Task to complete ▸ Once a line is found to contain "object", copy it out of the listing.

Dataset content ▸
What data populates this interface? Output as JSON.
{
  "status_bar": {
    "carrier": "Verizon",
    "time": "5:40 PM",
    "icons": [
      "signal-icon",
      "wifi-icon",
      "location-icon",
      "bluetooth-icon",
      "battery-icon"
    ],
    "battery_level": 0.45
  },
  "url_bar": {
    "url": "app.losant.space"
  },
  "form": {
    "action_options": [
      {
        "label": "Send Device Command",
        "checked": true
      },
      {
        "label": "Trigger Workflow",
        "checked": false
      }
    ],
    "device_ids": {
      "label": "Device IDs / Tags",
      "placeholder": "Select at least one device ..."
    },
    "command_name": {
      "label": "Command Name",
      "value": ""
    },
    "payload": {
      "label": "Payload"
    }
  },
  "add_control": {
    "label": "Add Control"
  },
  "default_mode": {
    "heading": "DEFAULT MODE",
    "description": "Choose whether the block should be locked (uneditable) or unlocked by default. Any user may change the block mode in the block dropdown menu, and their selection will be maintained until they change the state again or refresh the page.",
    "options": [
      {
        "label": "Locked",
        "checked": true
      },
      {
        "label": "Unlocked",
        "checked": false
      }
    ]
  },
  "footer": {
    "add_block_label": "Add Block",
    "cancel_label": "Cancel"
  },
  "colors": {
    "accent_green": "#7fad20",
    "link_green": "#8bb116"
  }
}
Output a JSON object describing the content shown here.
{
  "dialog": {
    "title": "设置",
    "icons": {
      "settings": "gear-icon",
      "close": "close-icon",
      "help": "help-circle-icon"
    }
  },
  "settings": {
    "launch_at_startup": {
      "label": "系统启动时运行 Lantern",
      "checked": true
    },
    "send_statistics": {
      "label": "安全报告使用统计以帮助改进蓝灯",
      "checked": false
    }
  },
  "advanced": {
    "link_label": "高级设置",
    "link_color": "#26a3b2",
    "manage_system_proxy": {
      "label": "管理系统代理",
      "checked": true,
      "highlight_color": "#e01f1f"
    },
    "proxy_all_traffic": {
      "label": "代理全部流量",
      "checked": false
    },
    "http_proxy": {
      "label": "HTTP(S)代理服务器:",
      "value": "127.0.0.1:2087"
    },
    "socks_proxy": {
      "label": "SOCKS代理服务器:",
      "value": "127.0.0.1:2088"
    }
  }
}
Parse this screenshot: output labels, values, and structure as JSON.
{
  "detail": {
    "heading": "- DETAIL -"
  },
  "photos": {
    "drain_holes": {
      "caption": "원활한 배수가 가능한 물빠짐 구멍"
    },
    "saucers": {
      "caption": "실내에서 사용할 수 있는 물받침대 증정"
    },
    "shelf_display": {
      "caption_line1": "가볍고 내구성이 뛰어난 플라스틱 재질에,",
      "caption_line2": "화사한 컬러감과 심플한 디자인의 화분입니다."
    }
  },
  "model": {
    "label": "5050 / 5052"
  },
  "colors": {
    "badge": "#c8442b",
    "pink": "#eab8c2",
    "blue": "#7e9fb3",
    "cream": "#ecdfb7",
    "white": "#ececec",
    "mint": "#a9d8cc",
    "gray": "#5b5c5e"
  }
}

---

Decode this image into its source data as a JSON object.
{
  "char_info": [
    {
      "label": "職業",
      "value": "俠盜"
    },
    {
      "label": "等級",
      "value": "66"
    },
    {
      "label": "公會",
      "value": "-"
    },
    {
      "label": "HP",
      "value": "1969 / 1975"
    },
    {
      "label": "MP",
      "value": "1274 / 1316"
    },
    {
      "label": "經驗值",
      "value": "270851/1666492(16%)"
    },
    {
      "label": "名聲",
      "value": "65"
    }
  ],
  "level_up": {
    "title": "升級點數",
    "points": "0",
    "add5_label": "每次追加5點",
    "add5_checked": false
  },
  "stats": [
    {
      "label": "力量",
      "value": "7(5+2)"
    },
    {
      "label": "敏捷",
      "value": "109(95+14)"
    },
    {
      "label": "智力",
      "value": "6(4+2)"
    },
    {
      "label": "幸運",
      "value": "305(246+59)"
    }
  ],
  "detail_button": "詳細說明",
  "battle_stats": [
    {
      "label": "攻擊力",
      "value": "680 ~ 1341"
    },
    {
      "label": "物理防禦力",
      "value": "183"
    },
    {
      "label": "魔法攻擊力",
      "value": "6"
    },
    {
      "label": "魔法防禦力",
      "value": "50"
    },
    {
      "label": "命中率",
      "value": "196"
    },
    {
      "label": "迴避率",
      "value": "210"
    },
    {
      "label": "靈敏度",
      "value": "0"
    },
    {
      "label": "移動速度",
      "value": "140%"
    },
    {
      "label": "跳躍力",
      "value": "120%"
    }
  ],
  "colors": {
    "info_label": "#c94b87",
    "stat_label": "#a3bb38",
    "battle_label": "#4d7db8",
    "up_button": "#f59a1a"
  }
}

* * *

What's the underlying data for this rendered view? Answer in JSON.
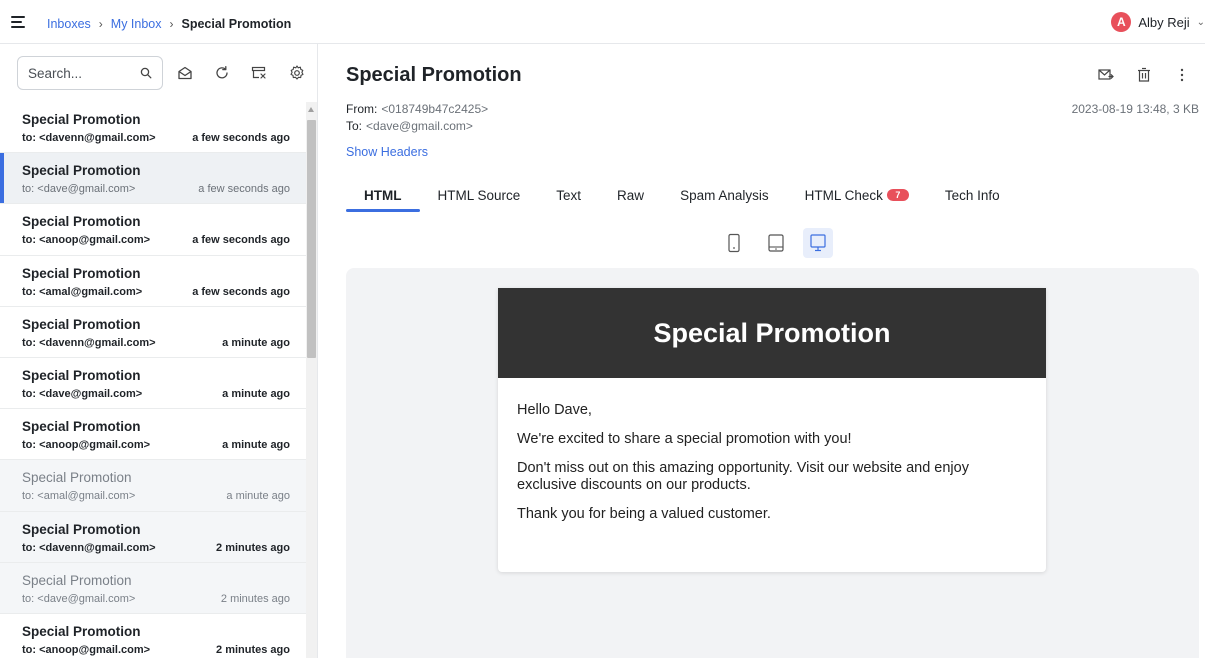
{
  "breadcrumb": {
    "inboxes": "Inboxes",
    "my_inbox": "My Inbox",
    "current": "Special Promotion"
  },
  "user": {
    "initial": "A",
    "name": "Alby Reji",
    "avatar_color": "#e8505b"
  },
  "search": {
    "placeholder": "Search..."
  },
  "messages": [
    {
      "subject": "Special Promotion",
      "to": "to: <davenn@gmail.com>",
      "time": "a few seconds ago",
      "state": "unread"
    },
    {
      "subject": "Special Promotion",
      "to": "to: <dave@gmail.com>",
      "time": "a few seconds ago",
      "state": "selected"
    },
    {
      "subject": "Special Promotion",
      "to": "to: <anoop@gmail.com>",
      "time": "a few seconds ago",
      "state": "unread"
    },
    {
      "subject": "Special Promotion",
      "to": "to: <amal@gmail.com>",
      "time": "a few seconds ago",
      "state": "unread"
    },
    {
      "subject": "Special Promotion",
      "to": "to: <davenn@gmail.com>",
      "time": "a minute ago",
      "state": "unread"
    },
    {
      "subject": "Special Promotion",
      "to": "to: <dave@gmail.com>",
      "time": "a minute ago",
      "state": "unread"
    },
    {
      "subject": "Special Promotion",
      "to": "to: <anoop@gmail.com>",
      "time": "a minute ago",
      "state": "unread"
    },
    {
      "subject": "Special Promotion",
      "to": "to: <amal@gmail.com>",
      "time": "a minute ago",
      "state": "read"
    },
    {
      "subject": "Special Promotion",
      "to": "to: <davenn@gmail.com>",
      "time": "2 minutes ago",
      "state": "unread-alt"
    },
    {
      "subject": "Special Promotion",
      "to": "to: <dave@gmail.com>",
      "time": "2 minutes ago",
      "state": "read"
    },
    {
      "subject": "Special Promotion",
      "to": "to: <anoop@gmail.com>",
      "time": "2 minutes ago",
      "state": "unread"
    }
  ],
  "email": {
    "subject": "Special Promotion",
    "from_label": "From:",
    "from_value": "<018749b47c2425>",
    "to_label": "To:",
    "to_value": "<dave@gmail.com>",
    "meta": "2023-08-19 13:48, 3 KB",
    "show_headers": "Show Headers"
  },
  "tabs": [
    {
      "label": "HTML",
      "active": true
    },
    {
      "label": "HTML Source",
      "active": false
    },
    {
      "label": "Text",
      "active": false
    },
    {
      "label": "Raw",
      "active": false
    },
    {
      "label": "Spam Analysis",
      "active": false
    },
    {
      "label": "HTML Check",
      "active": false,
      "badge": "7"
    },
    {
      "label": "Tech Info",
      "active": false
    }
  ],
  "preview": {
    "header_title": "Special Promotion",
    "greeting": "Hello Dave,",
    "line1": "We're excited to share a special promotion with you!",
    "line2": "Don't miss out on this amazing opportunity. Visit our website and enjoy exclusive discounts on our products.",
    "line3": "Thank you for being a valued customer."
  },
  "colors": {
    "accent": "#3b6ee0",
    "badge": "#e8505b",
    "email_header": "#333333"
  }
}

Result for this exercise ▸
Output a JSON object describing the content shown here.
Decode this image into its source data as a JSON object.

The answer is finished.